▶ **Task item**
Each line below must be reproduced exactly, though the pictures are to be dropped.

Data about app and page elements
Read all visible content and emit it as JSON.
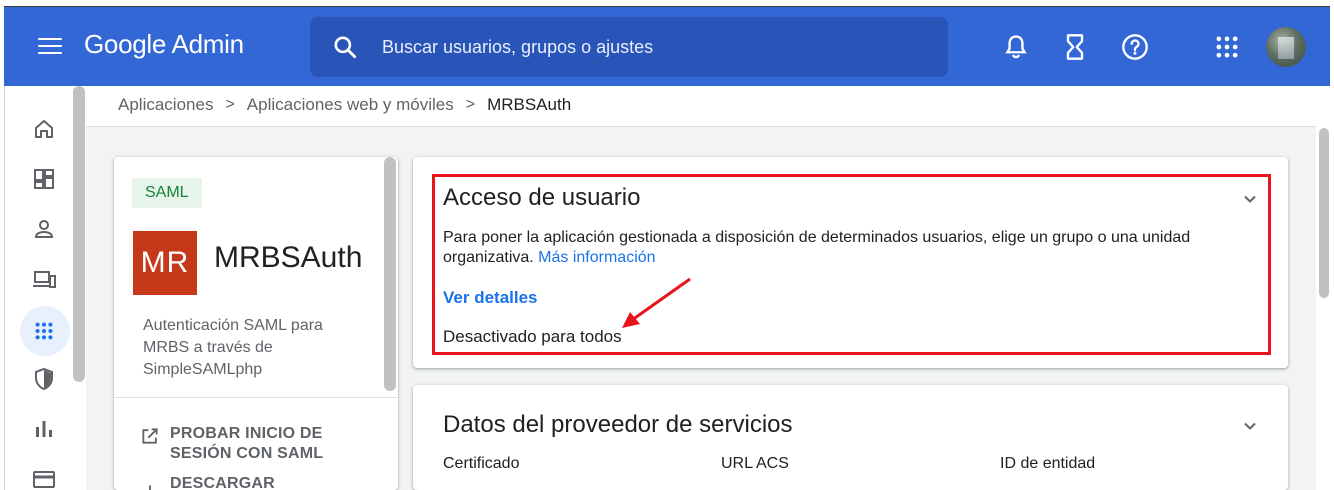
{
  "header": {
    "logo_google": "Google",
    "logo_admin": "Admin",
    "search_placeholder": "Buscar usuarios, grupos o ajustes",
    "icons": [
      "menu-icon",
      "search-icon",
      "notifications-bell-icon",
      "hourglass-icon",
      "help-icon",
      "apps-grid-icon",
      "avatar"
    ]
  },
  "rail": {
    "items": [
      "home-icon",
      "dashboard-icon",
      "user-icon",
      "devices-icon",
      "apps-icon",
      "security-shield-icon",
      "reports-bar-chart-icon",
      "billing-card-icon"
    ],
    "active": "apps-icon"
  },
  "breadcrumb": {
    "items": [
      "Aplicaciones",
      "Aplicaciones web y móviles",
      "MRBSAuth"
    ],
    "separator": ">"
  },
  "app_card": {
    "chip": "SAML",
    "logo_text": "MR",
    "logo_color": "#c5391a",
    "name": "MRBSAuth",
    "description": "Autenticación SAML para MRBS a través de SimpleSAMLphp",
    "actions": [
      {
        "label_line1": "PROBAR INICIO DE",
        "label_line2": "SESIÓN CON SAML",
        "icon": "open-in-new-icon"
      },
      {
        "label_line1": "DESCARGAR",
        "icon": "download-icon"
      }
    ]
  },
  "user_access": {
    "title": "Acceso de usuario",
    "description": "Para poner la aplicación gestionada a disposición de determinados usuarios, elige un grupo o una unidad organizativa.",
    "more_info_link": "Más información",
    "details_link": "Ver detalles",
    "status": "Desactivado para todos",
    "highlight_color": "#e8131b"
  },
  "service_provider": {
    "title": "Datos del proveedor de servicios",
    "columns": [
      "Certificado",
      "URL ACS",
      "ID de entidad"
    ]
  },
  "colors": {
    "appbar": "#3367d6",
    "search_bg": "#2a55b8",
    "link": "#1a73e8",
    "chip_bg": "#e6f4ea",
    "chip_text": "#188038"
  }
}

▶ **Response to this exercise**
Read all visible content and emit it as JSON.
{
  "header": {
    "logo_google": "Google",
    "logo_admin": "Admin",
    "search_placeholder": "Buscar usuarios, grupos o ajustes",
    "icons": [
      "menu-icon",
      "search-icon",
      "notifications-bell-icon",
      "hourglass-icon",
      "help-icon",
      "apps-grid-icon",
      "avatar"
    ]
  },
  "rail": {
    "items": [
      "home-icon",
      "dashboard-icon",
      "user-icon",
      "devices-icon",
      "apps-icon",
      "security-shield-icon",
      "reports-bar-chart-icon",
      "billing-card-icon"
    ],
    "active": "apps-icon"
  },
  "breadcrumb": {
    "items": [
      "Aplicaciones",
      "Aplicaciones web y móviles",
      "MRBSAuth"
    ],
    "separator": ">"
  },
  "app_card": {
    "chip": "SAML",
    "logo_text": "MR",
    "logo_color": "#c5391a",
    "name": "MRBSAuth",
    "description": "Autenticación SAML para MRBS a través de SimpleSAMLphp",
    "actions": [
      {
        "label_line1": "PROBAR INICIO DE",
        "label_line2": "SESIÓN CON SAML",
        "icon": "open-in-new-icon"
      },
      {
        "label_line1": "DESCARGAR",
        "icon": "download-icon"
      }
    ]
  },
  "user_access": {
    "title": "Acceso de usuario",
    "description": "Para poner la aplicación gestionada a disposición de determinados usuarios, elige un grupo o una unidad organizativa.",
    "more_info_link": "Más información",
    "details_link": "Ver detalles",
    "status": "Desactivado para todos",
    "highlight_color": "#e8131b"
  },
  "service_provider": {
    "title": "Datos del proveedor de servicios",
    "columns": [
      "Certificado",
      "URL ACS",
      "ID de entidad"
    ]
  },
  "colors": {
    "appbar": "#3367d6",
    "search_bg": "#2a55b8",
    "link": "#1a73e8",
    "chip_bg": "#e6f4ea",
    "chip_text": "#188038"
  }
}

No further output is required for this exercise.